The Church as a whole and all her Pastors, like Christ, must set out to lead people out of the desert, towards the place of life, towards friendship with the Son of God, towards the One who gives us life, and life in abundance.
We suffer on account of God’s patience. And yet, we need his patience. God, who became a lamb, tells us that the world is saved by the Crucified One, not by those who crucified him. The world is redeemed by the patience of God. It is destroyed by the impatience of man.

Saturday, July 14, 2018

15th Sunday of OT, Year B

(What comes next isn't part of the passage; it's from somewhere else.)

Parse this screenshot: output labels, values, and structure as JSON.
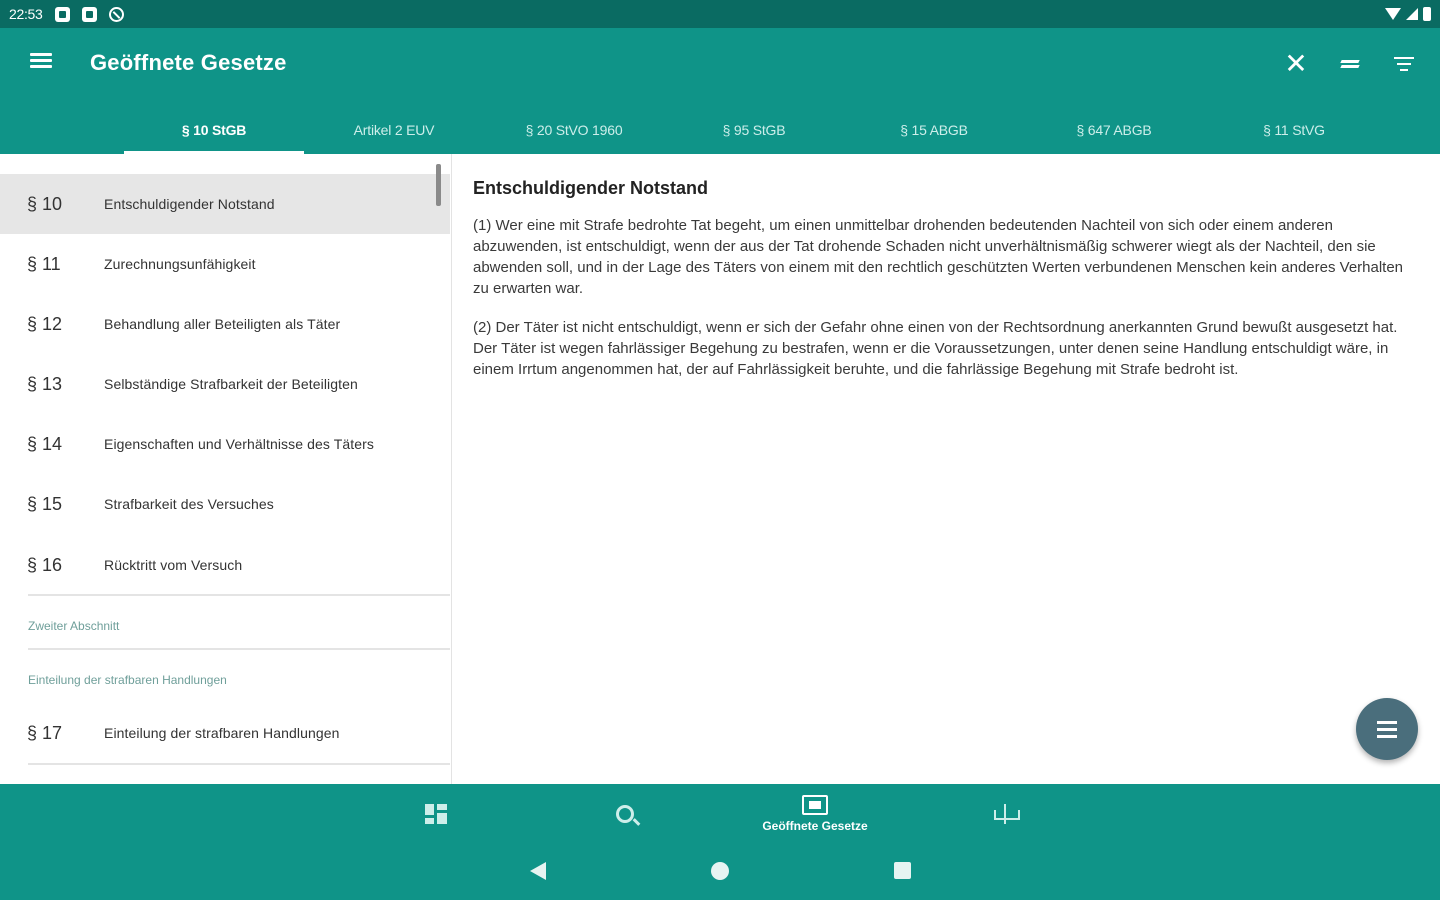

Today's Gospel recounts Jesus' sending out his disciples two by two. They are "to take nothing for the journey but a walking stick—no food, no sack, no money in their belts. "In virtue of their baptism," says Pope Francis in Evangelii Gaudium, “all the members of the People of God have become missionary disciples.”
Jesus sends out his disciples (10th c. fresco)
Buckle Church, Goreme, Cappadocia
Every Christian is a missionary to the extent that he or she has encountered the love of God in Christ Jesus: we no longer say that we are “disciples” and “missionaries”, but rather that we are always “missionary disciples”. If we are not convinced, let us look at those first disciples, who, immediately after encountering the gaze of Jesus, went forth to proclaim him joyfully: “We have found the Messiah!” (Jn 1:41).... So what are we waiting for?
... Each of us should find ways to communicate Jesus wherever we are. All of us are called to offer others an explicit witness to the saving love of the Lord, who despite our imperfections offers us his closeness, his word and his strength, and gives meaning to our lives. In your heart you know that it is not the same to live without him; what you have come to realize, what has helped you to live and given you hope, is what you also need to communicate to others. Our falling short of perfection should be no excuse; on the contrary, mission is a constant stimulus not to remain mired in mediocrity but to continue growing.

Sunday, July 8, 2018

14th Sunday of OT, Year B

In this week's Gospel from Mark (6:1-6), we see the profound lack of faith of Jesus's native people. As a result, Christ works very few miracles in their midst. Pope Benedict XVI, in a homily below, reflects on this scene and reinforces the relationship between faith and divine power.
Jesus preaching at Nazareth, unidentified icon
This reaction is understandable because familiarity at the human level makes it difficult to go beyond this in order to be open to the divine dimension. That this son of a carpenter was the Son of God was hard for them to believe. Jesus actually takes as an example the experience of the prophets of Israel, who in their own homeland were an object of contempt, and identifies himself with them. Due to this spiritual closure Jesus “could do no mighty work there [Nazareth], except that he laid his hands upon a few sick people and healed them” (Mk 6:5). 
In fact Christ’s miracles are not a display of power but signs of the love of God that is brought into being wherever it encounters reciprocated human faith. Origen writes: “as in the case of material things there exists in some things a natural attraction towards some other thing, as in the magnet for iron... so there is an attraction in such faith towards the divine power” (Commentary on the Gospel of Matthew, 10, 19).